In this fascinating educational series, Dr. Dan Halliday talks with contemporary philosophers and helps place their ideas in a real world context.
How Does the Brain Produce the Mind?
The next three lectures address the big question: What is the nature of the mind? Start with the celebrated "hard problem" of consciousness: How does the brain produce the mind? Investigate two possible answers and explore why many philosophers consider both to be problematic.
What Makes a Society Fair or Just?
Enter the fray with philosophers John Rawls and Robert Nozick, who reached different conclusions about what would constitute a just society. Begin with a thought experiment based on Christopher Nolan's movie Interstellar, pondering how you might start civilization from scratch in the fairest possible way.
Suicide Examined
In the last half-century, suicide rates have increased nearly 60% worldwide. This is your opportunity to investigate ways to think about this stigmatized subject. You'll examine what great philosophers and holy books say about suicide, and consider the numerous factors that sometimes compel people to take their own lives.
Who or What Is God? (Books 8-9)

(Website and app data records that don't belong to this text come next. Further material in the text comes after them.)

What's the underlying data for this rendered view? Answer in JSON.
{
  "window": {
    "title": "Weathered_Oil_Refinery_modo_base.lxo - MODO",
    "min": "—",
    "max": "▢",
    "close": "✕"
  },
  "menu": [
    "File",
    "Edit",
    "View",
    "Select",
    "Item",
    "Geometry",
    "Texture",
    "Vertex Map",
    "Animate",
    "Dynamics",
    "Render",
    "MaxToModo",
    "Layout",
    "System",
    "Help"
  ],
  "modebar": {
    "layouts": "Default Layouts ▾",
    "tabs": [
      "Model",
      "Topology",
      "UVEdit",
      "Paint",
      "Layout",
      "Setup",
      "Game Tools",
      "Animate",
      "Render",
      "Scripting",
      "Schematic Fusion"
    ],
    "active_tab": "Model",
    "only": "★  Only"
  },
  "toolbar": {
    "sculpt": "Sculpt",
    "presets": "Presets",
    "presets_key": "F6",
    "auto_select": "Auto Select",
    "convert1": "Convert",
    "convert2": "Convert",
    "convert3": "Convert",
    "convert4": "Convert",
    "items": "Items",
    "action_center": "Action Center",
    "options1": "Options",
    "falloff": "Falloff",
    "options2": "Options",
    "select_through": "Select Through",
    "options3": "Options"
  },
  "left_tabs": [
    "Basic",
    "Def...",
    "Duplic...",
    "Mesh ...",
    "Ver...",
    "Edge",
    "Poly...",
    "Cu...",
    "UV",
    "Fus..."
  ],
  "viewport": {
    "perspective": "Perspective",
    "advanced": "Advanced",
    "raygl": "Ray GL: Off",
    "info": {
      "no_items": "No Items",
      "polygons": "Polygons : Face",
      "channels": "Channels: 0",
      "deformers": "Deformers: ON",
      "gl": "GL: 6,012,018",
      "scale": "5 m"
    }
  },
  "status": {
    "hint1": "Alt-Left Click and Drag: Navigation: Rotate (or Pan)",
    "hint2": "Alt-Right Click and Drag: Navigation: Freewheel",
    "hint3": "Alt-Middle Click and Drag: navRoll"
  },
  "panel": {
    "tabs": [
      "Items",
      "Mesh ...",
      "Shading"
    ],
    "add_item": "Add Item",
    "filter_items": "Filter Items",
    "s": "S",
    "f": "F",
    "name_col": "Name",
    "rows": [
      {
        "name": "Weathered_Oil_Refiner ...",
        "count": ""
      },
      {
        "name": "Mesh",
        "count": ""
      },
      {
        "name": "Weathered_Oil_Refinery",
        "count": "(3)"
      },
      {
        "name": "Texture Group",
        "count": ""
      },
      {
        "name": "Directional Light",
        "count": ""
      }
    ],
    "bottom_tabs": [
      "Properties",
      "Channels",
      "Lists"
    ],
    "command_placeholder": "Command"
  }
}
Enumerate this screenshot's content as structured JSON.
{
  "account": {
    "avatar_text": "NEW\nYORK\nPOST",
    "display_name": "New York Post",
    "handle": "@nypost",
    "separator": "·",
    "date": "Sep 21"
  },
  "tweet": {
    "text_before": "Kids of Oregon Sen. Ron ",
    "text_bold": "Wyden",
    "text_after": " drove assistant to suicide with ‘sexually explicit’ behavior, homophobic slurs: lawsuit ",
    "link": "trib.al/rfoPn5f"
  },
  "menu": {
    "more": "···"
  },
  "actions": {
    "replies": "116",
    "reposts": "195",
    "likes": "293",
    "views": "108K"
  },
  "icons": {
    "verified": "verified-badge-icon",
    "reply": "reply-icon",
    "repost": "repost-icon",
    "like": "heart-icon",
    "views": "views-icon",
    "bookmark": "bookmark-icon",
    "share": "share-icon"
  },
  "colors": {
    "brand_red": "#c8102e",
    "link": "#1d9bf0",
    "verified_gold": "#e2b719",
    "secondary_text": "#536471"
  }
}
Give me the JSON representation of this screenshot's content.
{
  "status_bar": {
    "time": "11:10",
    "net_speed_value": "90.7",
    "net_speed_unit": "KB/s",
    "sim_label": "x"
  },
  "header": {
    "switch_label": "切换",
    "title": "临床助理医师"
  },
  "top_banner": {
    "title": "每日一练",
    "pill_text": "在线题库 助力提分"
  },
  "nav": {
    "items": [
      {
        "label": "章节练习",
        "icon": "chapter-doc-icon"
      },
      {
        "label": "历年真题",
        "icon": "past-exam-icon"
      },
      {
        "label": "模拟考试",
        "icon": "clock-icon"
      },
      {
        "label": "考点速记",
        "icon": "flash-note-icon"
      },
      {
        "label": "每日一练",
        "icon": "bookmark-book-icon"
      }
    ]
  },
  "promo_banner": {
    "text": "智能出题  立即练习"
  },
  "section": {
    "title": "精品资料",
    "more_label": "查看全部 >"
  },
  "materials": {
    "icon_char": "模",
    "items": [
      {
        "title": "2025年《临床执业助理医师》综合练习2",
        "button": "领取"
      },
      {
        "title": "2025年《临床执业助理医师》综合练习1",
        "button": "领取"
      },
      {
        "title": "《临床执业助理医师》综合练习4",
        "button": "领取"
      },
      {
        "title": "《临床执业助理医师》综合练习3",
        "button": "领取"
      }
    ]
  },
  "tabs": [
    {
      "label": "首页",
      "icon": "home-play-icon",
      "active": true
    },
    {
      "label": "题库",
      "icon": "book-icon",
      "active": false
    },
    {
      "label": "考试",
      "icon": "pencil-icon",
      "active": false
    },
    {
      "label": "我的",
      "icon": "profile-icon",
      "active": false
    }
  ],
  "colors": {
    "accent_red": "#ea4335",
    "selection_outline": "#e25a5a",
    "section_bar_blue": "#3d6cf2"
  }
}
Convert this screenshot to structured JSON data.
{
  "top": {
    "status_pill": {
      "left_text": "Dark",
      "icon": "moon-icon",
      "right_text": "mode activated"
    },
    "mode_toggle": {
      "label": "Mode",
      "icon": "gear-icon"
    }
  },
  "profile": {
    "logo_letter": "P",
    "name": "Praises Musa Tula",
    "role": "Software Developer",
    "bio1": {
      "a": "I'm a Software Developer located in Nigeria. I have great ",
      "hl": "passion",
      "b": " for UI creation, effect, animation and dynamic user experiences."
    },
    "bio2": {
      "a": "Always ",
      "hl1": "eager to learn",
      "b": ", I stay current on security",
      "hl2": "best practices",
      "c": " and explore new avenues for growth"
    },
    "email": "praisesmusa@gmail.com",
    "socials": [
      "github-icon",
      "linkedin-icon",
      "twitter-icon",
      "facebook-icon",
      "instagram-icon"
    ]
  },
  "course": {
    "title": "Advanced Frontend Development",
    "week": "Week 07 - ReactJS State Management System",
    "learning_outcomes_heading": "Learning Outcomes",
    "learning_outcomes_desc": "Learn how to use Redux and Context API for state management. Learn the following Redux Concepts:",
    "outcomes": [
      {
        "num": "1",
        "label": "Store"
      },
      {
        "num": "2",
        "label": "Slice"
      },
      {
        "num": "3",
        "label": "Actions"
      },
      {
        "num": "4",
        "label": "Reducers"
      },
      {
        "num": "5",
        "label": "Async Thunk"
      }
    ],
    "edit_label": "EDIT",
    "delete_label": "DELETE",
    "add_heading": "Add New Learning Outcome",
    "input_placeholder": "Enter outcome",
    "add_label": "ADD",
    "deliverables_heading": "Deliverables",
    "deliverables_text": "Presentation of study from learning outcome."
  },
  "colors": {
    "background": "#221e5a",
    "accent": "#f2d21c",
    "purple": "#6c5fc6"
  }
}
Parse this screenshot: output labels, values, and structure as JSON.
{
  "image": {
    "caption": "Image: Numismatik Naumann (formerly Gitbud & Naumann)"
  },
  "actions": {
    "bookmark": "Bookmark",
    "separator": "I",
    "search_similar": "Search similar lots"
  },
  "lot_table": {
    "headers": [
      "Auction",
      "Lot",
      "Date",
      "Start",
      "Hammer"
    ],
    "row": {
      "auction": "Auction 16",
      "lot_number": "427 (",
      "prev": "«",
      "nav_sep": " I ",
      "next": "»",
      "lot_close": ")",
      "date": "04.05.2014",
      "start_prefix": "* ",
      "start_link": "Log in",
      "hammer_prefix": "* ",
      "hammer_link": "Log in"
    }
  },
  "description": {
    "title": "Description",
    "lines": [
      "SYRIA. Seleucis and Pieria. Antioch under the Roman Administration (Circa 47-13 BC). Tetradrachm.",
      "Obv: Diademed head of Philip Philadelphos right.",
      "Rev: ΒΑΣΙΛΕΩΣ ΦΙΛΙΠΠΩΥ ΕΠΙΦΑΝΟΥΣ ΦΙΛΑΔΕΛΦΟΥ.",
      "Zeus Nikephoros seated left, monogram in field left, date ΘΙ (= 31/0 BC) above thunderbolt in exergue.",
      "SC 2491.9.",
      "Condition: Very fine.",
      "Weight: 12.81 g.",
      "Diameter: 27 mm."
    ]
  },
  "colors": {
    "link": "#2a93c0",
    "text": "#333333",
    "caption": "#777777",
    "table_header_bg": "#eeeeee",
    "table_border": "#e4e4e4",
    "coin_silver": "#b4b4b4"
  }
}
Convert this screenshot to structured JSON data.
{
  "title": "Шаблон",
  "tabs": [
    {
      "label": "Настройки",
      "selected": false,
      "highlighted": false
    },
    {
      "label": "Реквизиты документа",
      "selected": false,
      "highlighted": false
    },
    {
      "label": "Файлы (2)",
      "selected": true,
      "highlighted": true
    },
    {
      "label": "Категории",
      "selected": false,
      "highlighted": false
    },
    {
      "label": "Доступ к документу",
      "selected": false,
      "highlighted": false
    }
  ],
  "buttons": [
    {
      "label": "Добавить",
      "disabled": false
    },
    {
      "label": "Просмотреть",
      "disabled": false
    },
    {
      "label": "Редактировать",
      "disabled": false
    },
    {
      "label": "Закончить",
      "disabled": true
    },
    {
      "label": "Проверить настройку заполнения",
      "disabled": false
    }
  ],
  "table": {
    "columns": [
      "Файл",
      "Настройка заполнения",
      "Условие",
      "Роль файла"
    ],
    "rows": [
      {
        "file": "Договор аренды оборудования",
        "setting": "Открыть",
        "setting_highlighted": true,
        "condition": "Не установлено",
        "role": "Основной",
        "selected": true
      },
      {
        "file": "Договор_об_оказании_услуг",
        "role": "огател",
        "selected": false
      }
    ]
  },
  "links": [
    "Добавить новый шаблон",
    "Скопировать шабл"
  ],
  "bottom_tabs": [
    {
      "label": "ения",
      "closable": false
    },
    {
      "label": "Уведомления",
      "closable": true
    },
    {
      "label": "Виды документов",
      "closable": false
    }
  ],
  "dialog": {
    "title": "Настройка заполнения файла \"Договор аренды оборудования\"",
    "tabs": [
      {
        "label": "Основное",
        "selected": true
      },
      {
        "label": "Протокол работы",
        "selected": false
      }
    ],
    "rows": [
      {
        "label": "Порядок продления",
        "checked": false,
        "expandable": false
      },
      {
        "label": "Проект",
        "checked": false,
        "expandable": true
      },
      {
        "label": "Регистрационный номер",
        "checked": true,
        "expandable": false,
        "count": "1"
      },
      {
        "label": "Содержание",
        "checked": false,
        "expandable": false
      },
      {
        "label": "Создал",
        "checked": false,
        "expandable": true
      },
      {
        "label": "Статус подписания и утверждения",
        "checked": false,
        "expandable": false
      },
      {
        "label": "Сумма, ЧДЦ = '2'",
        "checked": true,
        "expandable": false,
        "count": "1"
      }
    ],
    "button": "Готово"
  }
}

Of all the Roman philosophers, Augustine felt the most kinship with the Platonists, who had developed a transcendent view of God. Where they fell short, he believed, was in imagining God as a distant being, uninterested in material reality. For Augustine, God is immediate and accessible, as he argues in…